Granted, we still need to overcome AI being levered in a psychological manipulation setting by tech monopolies looking to harvest profits in addition to governments leveraging mass surveillance and suppression functionality. We appear to be entering a new phase of common knowledge as it relates to this issue .
AI will not have an agenda, only the people developing and deploying the AI will. And with the internet infrastructure already well-established, unbiased and purely quantitative synthesis of information will leak out into the ether and inform people towards the most practical solutions that minimize environmental impact, minimize economic costs, and maximize the number of lives improved.
Information asymmetries will be leveled off, and rather than data monopolies holding the keys to the kingdom, a mass peer-to-peer distribution of accurate information will take place.
Undoubtedly, this will meet considerable resistance in the form of governments, militaries, transnational corporations, international banks, media, large tech companies, and any number of people who somehow monetize the status quo as is, which is probably more people than we may care to admit to. This is why great things require time and patience.
Technology is something to be monitored, yet, on the long term it is necessary and vital to our society improving and thriving. It will continue to be the most important tool for human ingenuity and creativity to find solutions to highly complex systems (global economies, weather patterns, scientific applications, etc.) and mitigate suffering, just as it has all throughout human history.
While there will be headaches (i.e. job loss), in the long term this sacrifice will be viewed as a small price to pay for a tool that allowed us to help us help ourselves via ensuring the health our economic cohesion and that of our planet.
Environmentally speaking, we have already seen how citizen movements, scientific communities, and legislation can curb the effects of environmental damage. The best example of this is the grass roots movement that led to an internationally coordinated ban on ozone-depleting aerosols via the Montreal protocol.
The best thing that any individual can during these times is to arm themselves with the knowledge and wisdom to form their own well-informed opinions, maintain an open mind that adjusts with new information, trust their intuition, question ulterior motives, and look out for family, friends, neighbors, and environment.
As things inevitably change moving forward, I intend to closely monitor and manage the construction of my new world just like that of a project manager overseeing a host of subcontractors with unknown motives and spotty performance track records.
“Just as we must not accept the narrative that humanity inexorably despoils every part of the environment, we must not accept the narrative that every part of the environment will rebound under our current practices. An enlightened environmentalism must face the facts, hopeful or alarming, and one set of facts is unquestionably alarming: the effect of greenhouse gases on the earth’s climate.

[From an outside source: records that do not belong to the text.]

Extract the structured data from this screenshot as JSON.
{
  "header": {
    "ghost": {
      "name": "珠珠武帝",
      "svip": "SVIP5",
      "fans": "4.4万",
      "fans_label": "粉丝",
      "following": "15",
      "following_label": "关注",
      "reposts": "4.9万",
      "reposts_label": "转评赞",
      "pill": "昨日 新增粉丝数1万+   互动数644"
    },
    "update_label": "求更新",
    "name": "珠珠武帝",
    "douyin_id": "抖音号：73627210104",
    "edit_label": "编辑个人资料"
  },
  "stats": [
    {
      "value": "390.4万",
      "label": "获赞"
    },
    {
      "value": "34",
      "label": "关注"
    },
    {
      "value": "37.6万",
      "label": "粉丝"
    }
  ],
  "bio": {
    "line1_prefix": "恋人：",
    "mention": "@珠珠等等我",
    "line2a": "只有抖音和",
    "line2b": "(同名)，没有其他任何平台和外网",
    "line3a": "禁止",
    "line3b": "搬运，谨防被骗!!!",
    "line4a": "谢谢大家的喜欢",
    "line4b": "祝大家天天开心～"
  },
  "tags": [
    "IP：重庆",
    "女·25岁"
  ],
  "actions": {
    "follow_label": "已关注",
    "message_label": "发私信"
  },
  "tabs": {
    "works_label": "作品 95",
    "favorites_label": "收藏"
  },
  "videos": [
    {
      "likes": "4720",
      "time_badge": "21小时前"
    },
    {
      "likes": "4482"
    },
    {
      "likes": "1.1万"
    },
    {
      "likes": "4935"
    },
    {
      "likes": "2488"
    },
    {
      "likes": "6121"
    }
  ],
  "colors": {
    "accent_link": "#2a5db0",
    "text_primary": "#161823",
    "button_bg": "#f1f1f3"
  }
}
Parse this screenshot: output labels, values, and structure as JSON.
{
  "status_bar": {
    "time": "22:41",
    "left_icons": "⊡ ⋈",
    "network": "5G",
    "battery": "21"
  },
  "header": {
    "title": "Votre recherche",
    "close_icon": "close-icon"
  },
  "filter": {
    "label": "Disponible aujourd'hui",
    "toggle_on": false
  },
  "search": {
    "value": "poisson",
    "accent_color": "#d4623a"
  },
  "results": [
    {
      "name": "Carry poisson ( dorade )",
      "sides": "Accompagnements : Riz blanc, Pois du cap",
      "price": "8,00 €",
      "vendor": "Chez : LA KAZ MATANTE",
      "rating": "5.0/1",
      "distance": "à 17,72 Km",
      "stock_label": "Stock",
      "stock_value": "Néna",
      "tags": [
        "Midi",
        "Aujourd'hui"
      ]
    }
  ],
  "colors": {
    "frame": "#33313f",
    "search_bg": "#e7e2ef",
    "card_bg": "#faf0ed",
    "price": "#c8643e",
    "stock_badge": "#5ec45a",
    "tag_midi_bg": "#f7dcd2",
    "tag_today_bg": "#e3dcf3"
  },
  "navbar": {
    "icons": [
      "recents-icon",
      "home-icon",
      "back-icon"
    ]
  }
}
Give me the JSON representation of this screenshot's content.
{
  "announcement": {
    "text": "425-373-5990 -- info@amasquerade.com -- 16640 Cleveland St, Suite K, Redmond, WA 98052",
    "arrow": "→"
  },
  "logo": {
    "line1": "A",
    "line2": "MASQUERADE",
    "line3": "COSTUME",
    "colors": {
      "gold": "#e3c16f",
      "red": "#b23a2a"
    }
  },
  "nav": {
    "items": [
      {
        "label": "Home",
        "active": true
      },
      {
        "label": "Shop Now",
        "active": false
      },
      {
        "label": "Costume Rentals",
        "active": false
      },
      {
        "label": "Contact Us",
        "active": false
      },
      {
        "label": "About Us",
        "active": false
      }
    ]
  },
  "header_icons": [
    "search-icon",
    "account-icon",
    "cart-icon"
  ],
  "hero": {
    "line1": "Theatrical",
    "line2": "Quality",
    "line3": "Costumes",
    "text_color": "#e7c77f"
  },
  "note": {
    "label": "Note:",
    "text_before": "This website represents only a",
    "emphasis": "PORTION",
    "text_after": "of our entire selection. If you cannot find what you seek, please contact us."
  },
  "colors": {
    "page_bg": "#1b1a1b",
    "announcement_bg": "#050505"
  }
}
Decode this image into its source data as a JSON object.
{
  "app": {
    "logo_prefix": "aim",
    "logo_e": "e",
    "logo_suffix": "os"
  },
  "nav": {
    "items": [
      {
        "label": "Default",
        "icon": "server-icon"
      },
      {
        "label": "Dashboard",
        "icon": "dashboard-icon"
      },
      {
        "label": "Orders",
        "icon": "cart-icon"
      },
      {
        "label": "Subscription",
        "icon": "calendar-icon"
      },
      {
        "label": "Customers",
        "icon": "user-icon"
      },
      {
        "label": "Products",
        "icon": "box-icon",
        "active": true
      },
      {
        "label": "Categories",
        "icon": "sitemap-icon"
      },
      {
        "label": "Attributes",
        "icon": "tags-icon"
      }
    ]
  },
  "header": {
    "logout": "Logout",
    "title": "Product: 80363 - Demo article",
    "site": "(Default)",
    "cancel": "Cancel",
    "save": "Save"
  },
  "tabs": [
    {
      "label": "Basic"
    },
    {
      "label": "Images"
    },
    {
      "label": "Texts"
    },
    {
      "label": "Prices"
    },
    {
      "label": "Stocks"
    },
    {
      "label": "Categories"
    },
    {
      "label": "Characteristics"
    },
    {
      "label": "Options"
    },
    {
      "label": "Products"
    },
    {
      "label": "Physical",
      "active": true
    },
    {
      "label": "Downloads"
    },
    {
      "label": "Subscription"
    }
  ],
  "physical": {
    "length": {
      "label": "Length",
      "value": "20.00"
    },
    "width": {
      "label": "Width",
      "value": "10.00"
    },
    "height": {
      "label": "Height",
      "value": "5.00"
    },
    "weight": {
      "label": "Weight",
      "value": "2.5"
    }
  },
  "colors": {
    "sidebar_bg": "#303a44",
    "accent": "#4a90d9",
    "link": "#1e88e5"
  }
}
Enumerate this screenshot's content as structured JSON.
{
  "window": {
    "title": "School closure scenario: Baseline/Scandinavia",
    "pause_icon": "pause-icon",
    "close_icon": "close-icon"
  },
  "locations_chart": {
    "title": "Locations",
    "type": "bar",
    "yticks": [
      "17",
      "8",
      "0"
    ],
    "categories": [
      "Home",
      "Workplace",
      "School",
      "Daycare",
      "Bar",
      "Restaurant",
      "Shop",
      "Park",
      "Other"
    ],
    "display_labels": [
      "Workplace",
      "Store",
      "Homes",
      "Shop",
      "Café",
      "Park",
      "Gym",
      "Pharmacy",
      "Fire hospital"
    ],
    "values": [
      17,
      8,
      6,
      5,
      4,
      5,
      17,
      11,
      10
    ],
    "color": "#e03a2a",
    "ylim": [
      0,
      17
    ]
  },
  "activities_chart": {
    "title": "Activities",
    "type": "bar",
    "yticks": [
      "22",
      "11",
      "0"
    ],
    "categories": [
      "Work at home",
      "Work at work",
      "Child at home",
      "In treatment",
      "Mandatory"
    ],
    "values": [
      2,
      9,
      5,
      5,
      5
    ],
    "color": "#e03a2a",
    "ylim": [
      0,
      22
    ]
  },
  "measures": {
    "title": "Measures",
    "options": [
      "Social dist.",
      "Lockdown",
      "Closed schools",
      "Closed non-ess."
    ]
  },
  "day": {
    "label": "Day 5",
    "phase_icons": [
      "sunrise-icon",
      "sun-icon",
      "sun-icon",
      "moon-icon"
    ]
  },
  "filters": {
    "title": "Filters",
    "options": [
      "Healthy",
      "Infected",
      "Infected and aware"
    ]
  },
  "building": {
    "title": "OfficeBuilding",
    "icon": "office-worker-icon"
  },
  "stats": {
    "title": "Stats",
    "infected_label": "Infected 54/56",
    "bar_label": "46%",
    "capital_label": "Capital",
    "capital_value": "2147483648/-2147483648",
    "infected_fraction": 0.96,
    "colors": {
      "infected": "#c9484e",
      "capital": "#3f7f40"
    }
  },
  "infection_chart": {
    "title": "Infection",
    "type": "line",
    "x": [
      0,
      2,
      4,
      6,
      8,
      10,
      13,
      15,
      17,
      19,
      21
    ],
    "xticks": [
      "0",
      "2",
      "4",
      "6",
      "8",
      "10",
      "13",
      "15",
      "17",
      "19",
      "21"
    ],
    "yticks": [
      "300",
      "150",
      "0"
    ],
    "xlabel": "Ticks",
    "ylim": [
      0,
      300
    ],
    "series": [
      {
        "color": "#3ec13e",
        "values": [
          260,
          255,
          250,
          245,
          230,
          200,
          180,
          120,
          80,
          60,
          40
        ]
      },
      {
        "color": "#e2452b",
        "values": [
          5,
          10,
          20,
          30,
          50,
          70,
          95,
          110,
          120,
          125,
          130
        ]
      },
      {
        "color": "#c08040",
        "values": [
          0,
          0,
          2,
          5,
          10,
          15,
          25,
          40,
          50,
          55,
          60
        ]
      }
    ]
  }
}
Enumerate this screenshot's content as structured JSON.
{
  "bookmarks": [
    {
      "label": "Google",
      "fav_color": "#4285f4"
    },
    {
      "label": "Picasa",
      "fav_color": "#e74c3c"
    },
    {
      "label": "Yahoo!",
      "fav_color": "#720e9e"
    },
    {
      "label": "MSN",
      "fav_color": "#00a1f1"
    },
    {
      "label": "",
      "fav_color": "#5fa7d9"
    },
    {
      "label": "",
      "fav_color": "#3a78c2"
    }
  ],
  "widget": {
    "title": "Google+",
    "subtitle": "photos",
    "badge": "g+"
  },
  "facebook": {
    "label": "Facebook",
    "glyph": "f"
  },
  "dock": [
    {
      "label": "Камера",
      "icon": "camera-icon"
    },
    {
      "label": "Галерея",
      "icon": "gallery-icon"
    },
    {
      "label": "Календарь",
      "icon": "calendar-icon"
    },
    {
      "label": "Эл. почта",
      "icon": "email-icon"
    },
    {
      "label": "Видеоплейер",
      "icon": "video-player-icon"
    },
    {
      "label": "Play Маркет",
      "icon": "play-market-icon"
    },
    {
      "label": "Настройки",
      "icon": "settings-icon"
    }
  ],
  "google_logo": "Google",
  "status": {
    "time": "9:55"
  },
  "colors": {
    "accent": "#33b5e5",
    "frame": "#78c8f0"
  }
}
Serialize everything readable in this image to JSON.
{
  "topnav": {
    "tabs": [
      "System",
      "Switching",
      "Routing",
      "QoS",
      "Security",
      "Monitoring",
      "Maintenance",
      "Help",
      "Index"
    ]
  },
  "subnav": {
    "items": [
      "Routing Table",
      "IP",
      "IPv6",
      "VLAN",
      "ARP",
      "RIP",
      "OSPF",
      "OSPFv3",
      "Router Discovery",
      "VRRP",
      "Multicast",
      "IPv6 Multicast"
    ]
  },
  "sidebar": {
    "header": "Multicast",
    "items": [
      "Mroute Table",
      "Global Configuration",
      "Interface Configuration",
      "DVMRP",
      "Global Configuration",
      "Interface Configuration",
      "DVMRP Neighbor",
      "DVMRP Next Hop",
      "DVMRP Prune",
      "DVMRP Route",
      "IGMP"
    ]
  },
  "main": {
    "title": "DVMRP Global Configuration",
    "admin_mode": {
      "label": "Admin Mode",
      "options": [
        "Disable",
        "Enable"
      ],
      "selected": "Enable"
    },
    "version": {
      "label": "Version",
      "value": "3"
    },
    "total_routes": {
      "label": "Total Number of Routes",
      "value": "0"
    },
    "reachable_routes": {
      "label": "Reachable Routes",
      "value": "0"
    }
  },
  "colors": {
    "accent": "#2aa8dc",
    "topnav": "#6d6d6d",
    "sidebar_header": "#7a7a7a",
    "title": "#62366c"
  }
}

Despite a half-century of panic, humanity is not on an irrevocable path to ecological suicide. The fear of resource shortages is misconceived. So is the misanthropic environmentalism that sees modern humans as vile despoilers of a pristine planet. An enlightened environmentalism recognizes that humans need to use energy to lift themselves out of the poverty to which entropy and evolution consign them. It seeks the means to do so with the least harm to the planet and the living world. History suggests that this modern, pragmatic, and humanistic environmentalism can work. As the world gets richer and more tech-savvy, it dematerializes, decarbonizes, and densifies, sparing land and species. As people get richer and better educated, they care more about the environment, figure out ways to protect it, and are better able to pay the costs.” — Steven Pinker
DISCLAIMER : This content is for informational, educational and research purposes only. This post is not to be taken as personalized investment advice.